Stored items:
------------------------------

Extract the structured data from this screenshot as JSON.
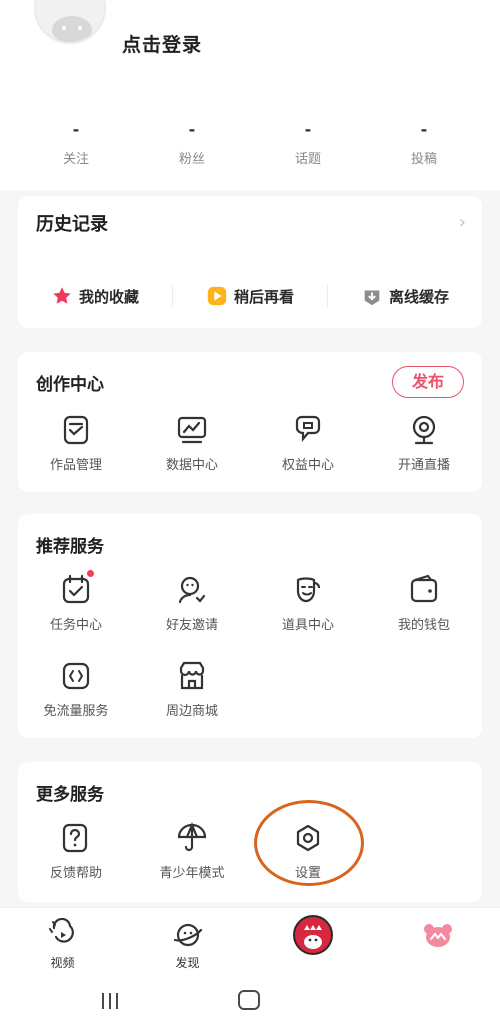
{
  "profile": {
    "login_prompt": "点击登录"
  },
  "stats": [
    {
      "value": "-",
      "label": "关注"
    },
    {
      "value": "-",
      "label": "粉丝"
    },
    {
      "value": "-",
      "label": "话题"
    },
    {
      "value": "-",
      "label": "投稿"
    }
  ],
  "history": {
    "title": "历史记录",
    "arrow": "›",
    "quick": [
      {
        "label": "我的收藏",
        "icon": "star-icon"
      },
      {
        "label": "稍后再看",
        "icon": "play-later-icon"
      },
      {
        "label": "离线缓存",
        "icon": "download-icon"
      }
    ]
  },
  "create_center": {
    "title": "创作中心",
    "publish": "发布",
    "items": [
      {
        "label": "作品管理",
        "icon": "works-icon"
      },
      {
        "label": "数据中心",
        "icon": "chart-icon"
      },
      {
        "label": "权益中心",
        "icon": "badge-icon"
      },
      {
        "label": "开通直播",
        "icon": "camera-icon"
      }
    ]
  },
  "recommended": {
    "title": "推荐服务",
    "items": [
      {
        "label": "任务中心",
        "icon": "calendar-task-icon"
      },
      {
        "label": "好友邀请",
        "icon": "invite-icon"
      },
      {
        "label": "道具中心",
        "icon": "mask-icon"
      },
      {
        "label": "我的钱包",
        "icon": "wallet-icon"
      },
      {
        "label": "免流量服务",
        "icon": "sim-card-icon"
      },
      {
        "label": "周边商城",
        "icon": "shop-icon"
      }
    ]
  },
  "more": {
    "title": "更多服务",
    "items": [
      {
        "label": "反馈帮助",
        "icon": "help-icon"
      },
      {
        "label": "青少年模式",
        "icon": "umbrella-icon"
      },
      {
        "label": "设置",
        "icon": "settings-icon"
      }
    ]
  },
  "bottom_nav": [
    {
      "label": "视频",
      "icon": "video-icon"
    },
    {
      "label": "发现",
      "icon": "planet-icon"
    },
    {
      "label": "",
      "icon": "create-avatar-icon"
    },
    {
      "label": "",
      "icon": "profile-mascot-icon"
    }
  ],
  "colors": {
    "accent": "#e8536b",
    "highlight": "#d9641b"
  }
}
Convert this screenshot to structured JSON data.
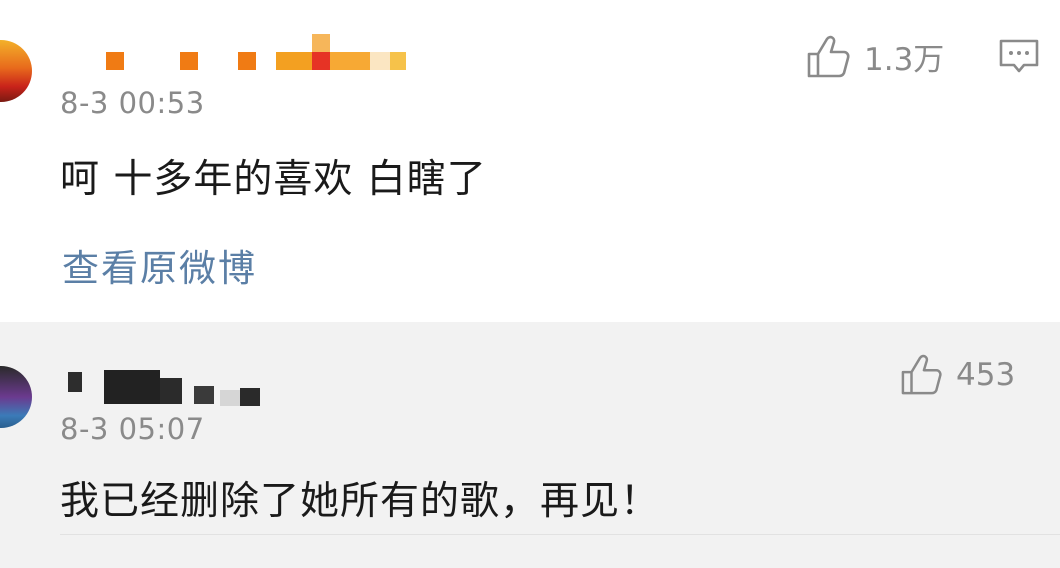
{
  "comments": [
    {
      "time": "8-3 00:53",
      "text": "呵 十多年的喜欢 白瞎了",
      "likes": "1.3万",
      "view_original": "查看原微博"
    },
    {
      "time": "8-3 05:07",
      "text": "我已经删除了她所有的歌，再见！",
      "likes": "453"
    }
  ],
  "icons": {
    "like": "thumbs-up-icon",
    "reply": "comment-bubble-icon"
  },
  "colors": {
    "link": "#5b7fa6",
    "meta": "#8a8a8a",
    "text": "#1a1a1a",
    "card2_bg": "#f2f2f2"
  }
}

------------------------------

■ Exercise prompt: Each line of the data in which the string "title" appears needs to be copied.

■ Reply to the task:
    "title": "历史记录",
    "title": "创作中心",
    "title": "推荐服务",
    "title": "更多服务",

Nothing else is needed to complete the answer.